→ **PROBLEM**
Look at each line below and count those with the word "Continue"; the answer is that number only.

(Extracted records)
+++

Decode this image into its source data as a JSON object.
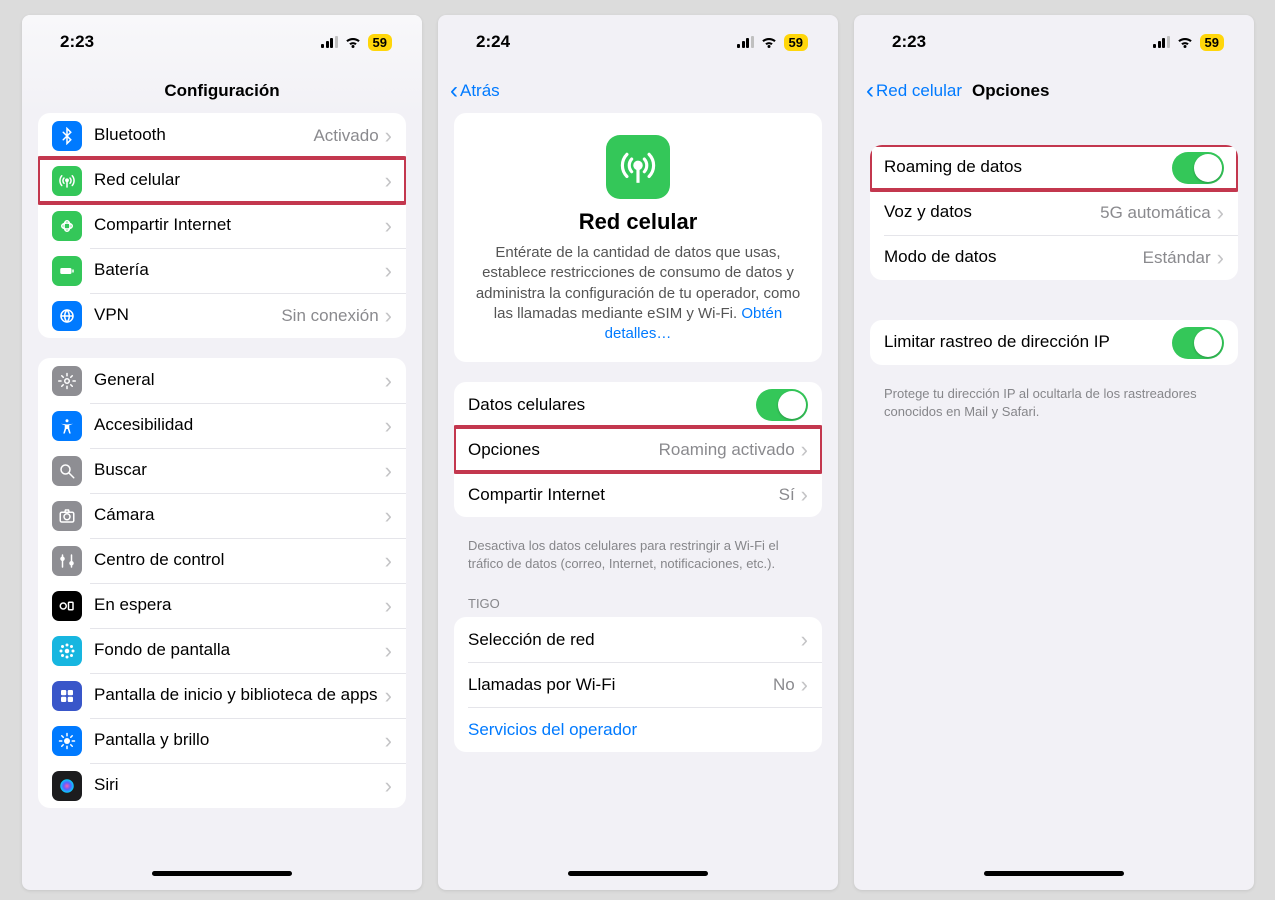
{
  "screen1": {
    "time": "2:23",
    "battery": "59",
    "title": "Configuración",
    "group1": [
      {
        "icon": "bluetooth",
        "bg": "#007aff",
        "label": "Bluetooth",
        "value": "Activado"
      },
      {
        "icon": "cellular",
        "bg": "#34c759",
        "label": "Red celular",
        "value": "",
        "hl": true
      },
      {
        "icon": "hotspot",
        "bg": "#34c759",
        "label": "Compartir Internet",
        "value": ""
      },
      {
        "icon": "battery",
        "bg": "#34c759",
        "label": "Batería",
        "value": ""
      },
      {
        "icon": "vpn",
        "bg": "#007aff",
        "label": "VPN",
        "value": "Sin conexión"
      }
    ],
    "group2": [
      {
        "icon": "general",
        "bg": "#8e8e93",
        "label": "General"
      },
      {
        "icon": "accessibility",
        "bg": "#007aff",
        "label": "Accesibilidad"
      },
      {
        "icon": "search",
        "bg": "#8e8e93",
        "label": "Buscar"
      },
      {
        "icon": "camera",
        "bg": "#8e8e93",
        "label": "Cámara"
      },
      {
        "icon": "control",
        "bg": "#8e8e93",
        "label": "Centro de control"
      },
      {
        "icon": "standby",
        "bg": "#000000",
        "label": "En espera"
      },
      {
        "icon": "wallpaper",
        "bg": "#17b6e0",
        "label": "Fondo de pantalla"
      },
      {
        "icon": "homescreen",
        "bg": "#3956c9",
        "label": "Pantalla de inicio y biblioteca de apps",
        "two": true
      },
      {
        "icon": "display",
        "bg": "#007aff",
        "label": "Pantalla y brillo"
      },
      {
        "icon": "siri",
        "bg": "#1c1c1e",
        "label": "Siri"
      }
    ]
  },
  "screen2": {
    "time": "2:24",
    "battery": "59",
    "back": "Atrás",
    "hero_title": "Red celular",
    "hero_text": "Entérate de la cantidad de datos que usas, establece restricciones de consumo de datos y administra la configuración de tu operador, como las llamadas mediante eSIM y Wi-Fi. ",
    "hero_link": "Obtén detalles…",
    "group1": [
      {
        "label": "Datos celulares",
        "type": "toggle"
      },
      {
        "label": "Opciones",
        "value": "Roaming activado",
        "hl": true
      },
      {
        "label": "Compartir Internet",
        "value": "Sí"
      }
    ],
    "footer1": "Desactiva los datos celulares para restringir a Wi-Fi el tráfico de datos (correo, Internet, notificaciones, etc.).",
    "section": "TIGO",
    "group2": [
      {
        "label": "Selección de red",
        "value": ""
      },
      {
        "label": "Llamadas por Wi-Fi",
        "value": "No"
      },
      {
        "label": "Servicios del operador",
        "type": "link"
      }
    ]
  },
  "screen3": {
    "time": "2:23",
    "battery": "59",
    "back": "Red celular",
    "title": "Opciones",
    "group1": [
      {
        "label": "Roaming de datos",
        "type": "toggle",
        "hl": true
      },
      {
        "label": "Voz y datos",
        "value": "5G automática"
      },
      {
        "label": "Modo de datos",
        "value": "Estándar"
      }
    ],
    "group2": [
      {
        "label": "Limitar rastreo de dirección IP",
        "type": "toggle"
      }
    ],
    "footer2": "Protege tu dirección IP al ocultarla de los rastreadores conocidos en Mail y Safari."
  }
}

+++

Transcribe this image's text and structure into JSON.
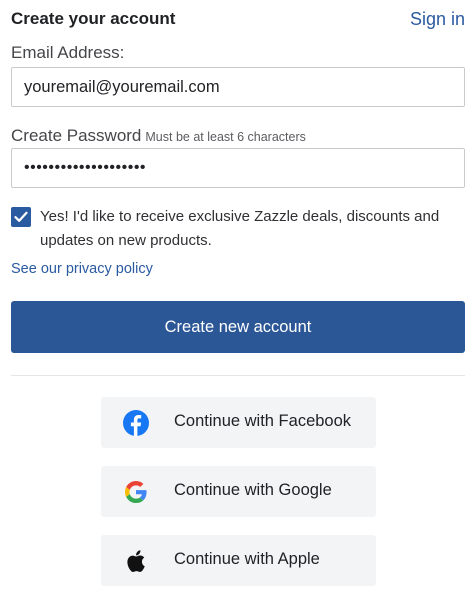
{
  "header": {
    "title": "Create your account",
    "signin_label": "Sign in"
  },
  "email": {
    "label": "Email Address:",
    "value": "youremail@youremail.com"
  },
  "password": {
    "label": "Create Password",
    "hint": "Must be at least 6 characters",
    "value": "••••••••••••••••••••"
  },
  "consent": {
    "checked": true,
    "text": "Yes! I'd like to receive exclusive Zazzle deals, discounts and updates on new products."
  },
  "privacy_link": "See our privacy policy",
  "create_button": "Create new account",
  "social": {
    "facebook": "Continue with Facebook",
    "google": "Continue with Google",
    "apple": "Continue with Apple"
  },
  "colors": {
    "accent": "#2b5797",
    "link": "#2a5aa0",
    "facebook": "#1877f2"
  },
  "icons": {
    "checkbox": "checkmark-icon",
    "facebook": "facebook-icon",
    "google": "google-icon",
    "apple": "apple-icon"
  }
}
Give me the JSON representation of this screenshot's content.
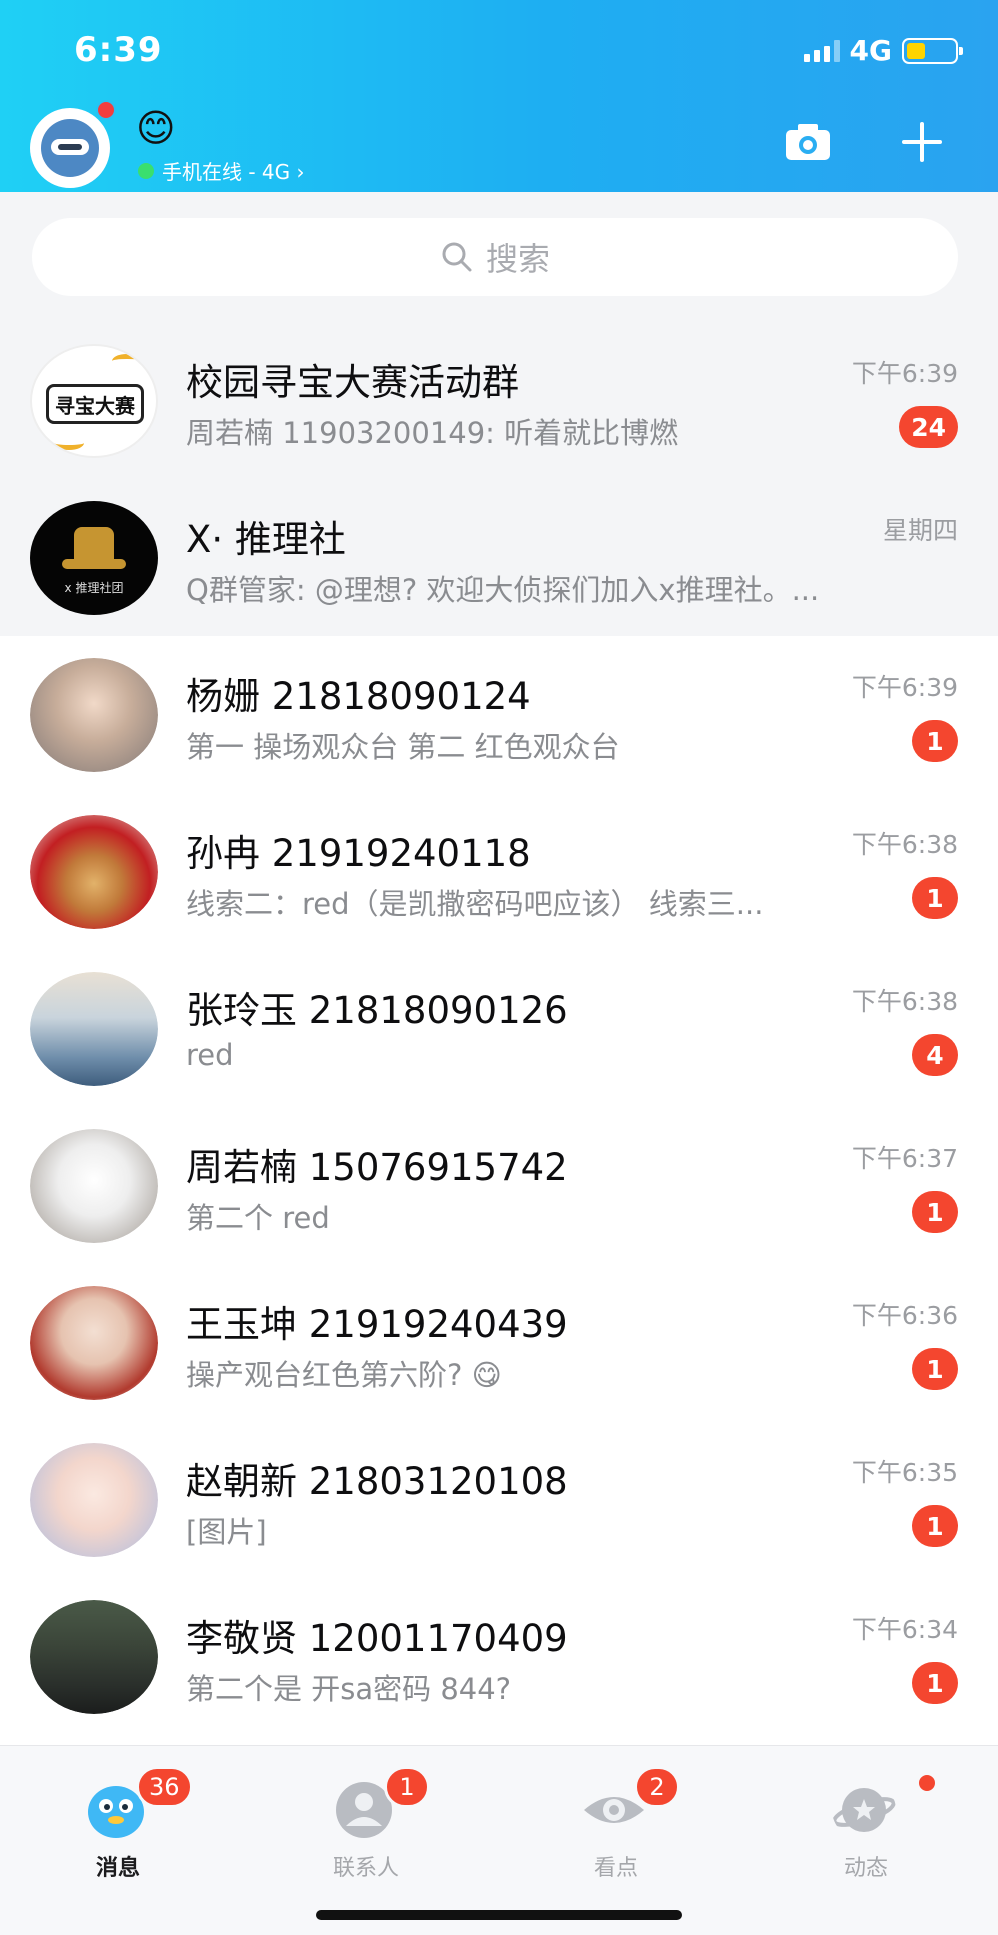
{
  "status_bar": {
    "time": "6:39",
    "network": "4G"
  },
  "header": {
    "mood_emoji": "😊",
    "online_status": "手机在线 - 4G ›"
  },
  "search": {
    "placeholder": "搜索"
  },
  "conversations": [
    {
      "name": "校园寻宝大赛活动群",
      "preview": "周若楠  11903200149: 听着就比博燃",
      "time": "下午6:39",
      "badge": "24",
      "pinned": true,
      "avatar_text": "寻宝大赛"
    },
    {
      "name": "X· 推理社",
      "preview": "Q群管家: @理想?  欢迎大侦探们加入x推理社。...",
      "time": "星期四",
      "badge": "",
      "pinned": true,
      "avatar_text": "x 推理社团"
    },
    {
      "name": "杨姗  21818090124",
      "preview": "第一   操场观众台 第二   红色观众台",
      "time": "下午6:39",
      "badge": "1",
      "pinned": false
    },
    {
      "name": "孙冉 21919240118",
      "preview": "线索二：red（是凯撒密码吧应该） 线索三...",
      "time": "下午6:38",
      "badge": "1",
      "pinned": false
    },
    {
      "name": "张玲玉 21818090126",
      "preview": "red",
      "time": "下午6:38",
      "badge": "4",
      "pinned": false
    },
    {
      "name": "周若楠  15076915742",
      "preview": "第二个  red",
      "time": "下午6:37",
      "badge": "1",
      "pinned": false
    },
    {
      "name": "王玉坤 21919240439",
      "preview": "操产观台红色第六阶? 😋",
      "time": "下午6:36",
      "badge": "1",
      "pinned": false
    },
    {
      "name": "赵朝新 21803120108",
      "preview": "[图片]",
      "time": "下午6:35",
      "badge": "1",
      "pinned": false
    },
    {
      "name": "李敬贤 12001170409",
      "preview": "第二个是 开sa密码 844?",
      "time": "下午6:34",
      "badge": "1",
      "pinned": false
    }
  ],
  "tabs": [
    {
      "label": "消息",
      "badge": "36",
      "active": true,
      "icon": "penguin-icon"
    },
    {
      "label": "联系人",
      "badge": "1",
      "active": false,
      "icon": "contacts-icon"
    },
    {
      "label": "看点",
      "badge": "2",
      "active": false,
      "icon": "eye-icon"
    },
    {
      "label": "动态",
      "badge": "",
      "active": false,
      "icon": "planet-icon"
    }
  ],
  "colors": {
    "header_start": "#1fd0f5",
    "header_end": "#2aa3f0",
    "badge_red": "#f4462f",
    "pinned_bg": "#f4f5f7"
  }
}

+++

→ **ANSWER BOX**
3